▶ _TRY IT_
The reply must consist of one number: how many lines of the data include the word "been".

(Element data from apps and pages)

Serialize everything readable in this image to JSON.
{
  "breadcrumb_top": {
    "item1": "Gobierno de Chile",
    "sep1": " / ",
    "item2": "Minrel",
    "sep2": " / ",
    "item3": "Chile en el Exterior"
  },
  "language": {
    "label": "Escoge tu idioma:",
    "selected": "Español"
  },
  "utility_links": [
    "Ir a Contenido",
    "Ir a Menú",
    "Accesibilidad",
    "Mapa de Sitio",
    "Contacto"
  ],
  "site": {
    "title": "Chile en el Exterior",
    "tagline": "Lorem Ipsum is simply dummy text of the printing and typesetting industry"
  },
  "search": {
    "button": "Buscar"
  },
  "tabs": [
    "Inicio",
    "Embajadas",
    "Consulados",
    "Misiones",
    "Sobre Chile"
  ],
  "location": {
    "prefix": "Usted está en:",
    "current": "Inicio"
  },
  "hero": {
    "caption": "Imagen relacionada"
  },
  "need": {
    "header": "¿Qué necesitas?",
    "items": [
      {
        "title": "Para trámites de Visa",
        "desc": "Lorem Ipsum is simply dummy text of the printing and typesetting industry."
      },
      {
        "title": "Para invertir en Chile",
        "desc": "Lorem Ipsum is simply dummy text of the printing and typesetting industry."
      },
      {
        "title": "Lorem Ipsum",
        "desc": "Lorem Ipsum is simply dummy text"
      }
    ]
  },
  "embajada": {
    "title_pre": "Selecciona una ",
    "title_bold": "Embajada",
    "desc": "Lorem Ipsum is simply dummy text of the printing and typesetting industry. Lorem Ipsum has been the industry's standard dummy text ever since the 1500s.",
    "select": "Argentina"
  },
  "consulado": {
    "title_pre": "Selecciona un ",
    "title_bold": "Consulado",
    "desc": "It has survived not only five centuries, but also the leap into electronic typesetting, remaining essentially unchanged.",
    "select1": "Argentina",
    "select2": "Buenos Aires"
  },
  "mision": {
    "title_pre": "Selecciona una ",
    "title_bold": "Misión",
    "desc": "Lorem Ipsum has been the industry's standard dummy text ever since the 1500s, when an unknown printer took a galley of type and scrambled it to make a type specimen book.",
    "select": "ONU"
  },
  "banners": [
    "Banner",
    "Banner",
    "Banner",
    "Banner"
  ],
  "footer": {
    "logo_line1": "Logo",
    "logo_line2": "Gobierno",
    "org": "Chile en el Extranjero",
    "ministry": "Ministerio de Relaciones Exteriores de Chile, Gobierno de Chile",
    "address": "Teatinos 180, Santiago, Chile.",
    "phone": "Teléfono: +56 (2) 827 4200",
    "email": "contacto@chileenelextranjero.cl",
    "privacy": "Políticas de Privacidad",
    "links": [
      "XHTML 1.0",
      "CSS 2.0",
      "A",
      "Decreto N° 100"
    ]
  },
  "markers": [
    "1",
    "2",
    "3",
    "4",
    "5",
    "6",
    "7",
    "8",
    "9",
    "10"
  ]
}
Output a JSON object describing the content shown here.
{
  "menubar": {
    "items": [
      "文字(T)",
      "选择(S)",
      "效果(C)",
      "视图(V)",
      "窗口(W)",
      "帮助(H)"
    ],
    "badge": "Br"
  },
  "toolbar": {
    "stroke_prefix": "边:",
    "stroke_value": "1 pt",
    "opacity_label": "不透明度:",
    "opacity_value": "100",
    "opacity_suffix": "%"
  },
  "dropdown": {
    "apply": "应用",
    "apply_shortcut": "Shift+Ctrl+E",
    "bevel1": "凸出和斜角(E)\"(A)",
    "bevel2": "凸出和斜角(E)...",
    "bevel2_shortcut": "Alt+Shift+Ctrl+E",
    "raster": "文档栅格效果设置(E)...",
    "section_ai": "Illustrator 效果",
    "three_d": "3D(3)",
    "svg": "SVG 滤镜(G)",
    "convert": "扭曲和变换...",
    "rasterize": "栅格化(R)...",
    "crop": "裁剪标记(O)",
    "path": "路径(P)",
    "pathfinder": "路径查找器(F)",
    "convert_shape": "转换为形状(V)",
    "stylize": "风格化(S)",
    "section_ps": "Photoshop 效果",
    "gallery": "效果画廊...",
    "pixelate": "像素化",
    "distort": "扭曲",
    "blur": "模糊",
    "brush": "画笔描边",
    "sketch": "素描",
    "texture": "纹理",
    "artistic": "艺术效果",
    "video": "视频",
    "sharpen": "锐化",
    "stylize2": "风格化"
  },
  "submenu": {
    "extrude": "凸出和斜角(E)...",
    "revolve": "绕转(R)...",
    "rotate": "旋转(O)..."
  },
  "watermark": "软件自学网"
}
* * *
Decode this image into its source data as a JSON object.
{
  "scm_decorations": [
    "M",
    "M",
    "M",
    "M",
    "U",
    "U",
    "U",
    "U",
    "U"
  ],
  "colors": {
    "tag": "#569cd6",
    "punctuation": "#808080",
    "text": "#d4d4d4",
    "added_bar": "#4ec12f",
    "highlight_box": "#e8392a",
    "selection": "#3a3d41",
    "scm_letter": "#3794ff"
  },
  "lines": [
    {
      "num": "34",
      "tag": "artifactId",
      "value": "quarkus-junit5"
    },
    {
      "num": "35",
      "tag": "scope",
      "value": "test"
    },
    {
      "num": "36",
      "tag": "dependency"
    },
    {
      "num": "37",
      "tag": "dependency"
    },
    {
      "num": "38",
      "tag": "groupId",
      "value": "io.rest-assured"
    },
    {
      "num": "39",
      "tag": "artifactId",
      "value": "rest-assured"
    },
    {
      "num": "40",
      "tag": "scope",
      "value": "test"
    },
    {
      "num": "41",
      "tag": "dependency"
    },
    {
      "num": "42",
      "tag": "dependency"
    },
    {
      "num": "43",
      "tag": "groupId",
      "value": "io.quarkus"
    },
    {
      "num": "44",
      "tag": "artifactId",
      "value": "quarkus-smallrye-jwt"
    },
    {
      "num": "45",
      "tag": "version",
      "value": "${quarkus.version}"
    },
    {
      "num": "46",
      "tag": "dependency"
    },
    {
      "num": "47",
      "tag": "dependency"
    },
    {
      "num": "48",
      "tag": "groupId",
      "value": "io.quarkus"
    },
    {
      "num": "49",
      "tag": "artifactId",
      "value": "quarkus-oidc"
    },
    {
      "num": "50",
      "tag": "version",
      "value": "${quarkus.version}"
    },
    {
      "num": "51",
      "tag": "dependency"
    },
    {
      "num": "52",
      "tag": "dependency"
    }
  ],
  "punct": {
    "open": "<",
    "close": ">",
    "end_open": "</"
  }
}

▶ _RESULT FOR THIS EXERCISE_
2